The SpeechLinks project focuses on creating robust, widely-deployable and cost-effective technology solution for enabling and enhancing cross-lingual spoken language interaction between people who do not share a common language. One of our target applications focuses on communication between healthcare personnel who speak English only and patients with limited English proficiency (sponsored by the NSF). The interaction represents machine-mediated interpersonal communication, which is different from conventional human-machine dialogs.
The state-of-the-art in speech to speech (S2S) system design that enables such cross-lingual interactions is characterized by (1) a pipelined architecture of speech recognition, machine translation and speech synthesis that relies primarily on lexical information, largely ignoring other rich information present in speech and spoken discourse, (2) minimal interaction between the constituent components beyond the pipelining and (3) not adequately taking advantage of the humans in the loop for automatically learning, adapting and collaboratively managing the interaction just as an experienced interpreter would do. Overcoming these fundamental limitations requires improving robust intelligence at all levels - signal, system, and human - and directly leads to the research questions of this project.
Our central premise is that the mediating system should utilize the rich context, beyond what is conveyed by words, while being cognizant of and working along with the participating humans for enabling successful cross-lingual interactions in terms of improved information transfer, communication efficiency and social co-presence. We propose to capture, model and transfer rich contextual information conveyed through speech prosody, discourse, and user state behavior to aid robust translation and expressive synthesis in the target language.
In addition to the above, the SpeechLinks team also works on the design and portability issues of S2S systems in collaboration with BBN Technologies as part of the DAPRA TRANSTAC program.
Top-level Overview of an S2S System
The SpeechLinks translation device operates by recognizing the user's speech input and converting it into text. The text is subsequently
translated, and re-synthesized back into the target language.
The Automatic Speech Recognition (ASR) subsystem that produces N-best
lists along with the decoding confidence scores. The ASR operates in
real time in the two languages of interest.
The ASR uses models of the acoustic patterns of human
speech trained by example recordings and statistical knowledge about
the structure of the language trained by example transcripts.
The Dialog Manager (DM) acts as the heart of the system, redirecting messages accordingly. Every output of the speech recognizer, tagged
with time stump, serial number, and other important information is
received by the DM, and usually is redirected for display to the
Graphical User Interface (GUI), and for translation to the Machine
Translation unit. However, the DM also has the options of rejecting
recognition results based on several factors, such as confidence
reported by the ASR.
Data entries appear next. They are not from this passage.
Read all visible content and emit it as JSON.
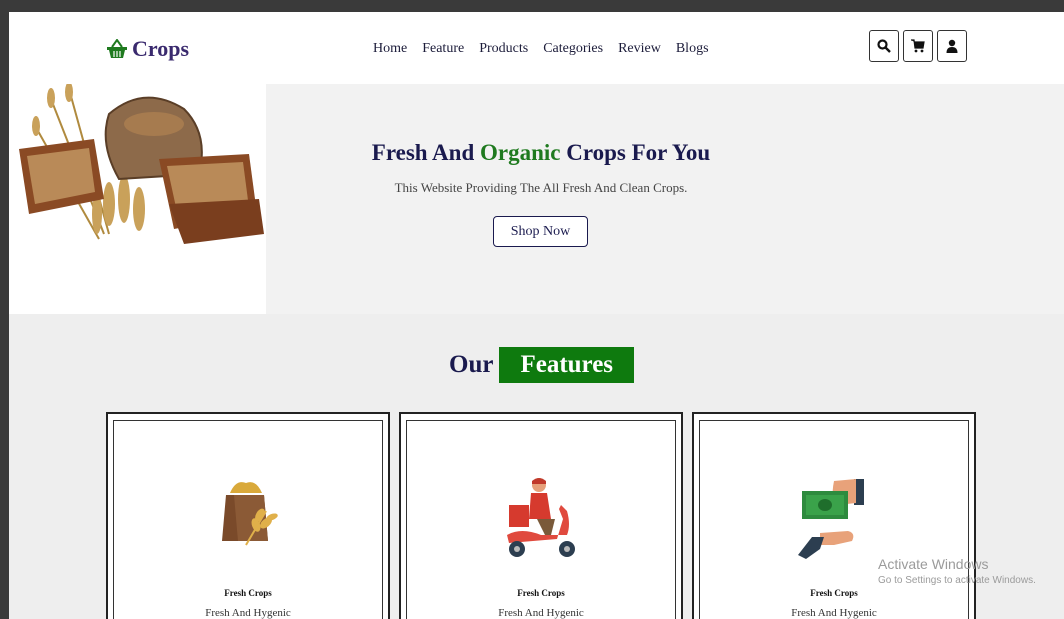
{
  "header": {
    "brand": "Crops",
    "nav": [
      "Home",
      "Feature",
      "Products",
      "Categories",
      "Review",
      "Blogs"
    ],
    "icons": [
      "search-icon",
      "cart-icon",
      "user-icon"
    ]
  },
  "hero": {
    "title_part1": "Fresh And ",
    "title_highlight": "Organic",
    "title_part2": " Crops For You",
    "subtitle": "This Website Providing The All Fresh And Clean Crops.",
    "button": "Shop Now"
  },
  "features": {
    "heading_plain": "Our",
    "heading_boxed": "Features",
    "cards": [
      {
        "icon": "grain-sack-icon",
        "title": "Fresh Crops",
        "subtitle": "Fresh And Hygenic"
      },
      {
        "icon": "delivery-scooter-icon",
        "title": "Fresh Crops",
        "subtitle": "Fresh And Hygenic"
      },
      {
        "icon": "money-payment-icon",
        "title": "Fresh Crops",
        "subtitle": "Fresh And Hygenic"
      }
    ]
  },
  "watermark": {
    "line1": "Activate Windows",
    "line2": "Go to Settings to activate Windows."
  },
  "colors": {
    "accent_green": "#0e7a0e",
    "navy": "#1a1a4e",
    "brand_purple": "#3a2a6e"
  }
}
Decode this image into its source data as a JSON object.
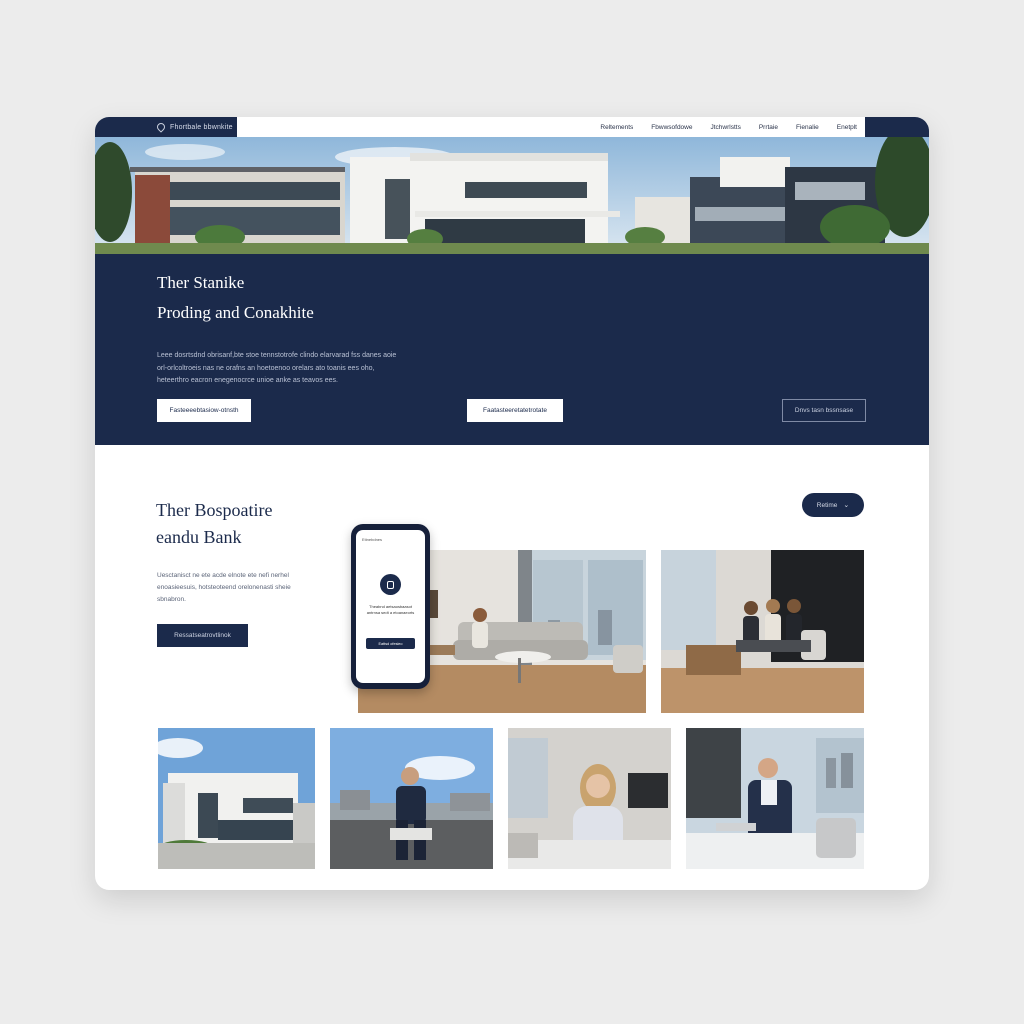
{
  "nav": {
    "logo": "Fhortbale bbwnkite",
    "links": [
      "Reltements",
      "Fbwwsofdowe",
      "Jtchwrlstts",
      "Prrtaie",
      "Fienalie",
      "Enetplt"
    ]
  },
  "hero": {
    "title_line1": "Ther Stanike",
    "title_line2": "Proding and Conakhite",
    "body": "Leee dosrtsdnd obrisanf,bte stoe tennstotrofe clindo elarvarad fss danes aoie orl-orlcoltroeis nas ne orafns an hoetoenoo orelars ato toanis ees oho, heteerthro eacron enegenocrce unioe anke as teavos ees.",
    "button_primary": "Fasteeeebtasiow-otnsth",
    "button_secondary": "Faatasteeretatetrotate",
    "button_outline": "Dnvs tasn bssnsase"
  },
  "section": {
    "title_line1": "Ther Bospoatire",
    "title_line2": "eandu Bank",
    "body": "Uesctanisct ne ete acde elnote ete nefi nerhel enoasieesuis, hotsteoteend orelonenasti sheie sbnabron.",
    "button": "Ressatseatrovtlinok",
    "pill_label": "Retime"
  },
  "phone": {
    "status": "Etinebdnes",
    "text": "Theabnd aetsaosbaasot antrnsa sedt a etoanaeorts",
    "button": "Eattsd ofesieo"
  },
  "colors": {
    "navy": "#1b2a4b",
    "card": "#ffffff",
    "background": "#ececec"
  }
}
The Machine Translation (MT) unit operates in two modes: The
classifier attempts to assign a concept to an utterance, so for
example a sentence such as "Umm and do you have any headaches" would
become the concept "Do you have a headache". The classifier can
perform really accurately in the case of utterances that are in
domain, in other words, for those sentences that we trained the system
exhaustively to work with. However out of
domain utterances are translated in a statistical manner by the
Statistical Machine Translation (SMT) unit. The SMT breaks the
sentence into segments and translates piece by piece, reconstructing
the result on the destination language.
Finally, a unit selection based Text To Speech synthesizer (TTS)
provides the spoken output. The TTS operates in several modes: for
utterance results of the classifier, the naturally sounding human
recording of the utterance is played out. If the utterance was
statistically classified, then the unit of the synthesizer drops from
the utterance level to the word level and a concatenation of words is
played out. Finally, for words that we have no human recordings of,
synthesis of the individual words, and of the sentence takes place at
the diphone level.
- USC Annenberg School of Communication: Prof. Margaret McLaughlin
- USC Keck School of Medicine: Dr. Baezconde-Garbanati
- AT&T Research Labs: Dr. Srinivas Bangalore
- BBN Technologies: Dr. John Makhoul, Prem Natarajan, Rohit Prasad and Dr. Vivek Sridhar
An old version of the SpeechLinks system: low resolution (4.82MB)
or high resolution (35.8MB).
- The first data collection for the NSF-sponsored "Context enriched speech-to-speech translation" was held on 30th January 2010 in the Electrical Engineering Building at USC.
- "The Doctor Can Understand You Now", US News and World Report Science, September 23, 2009.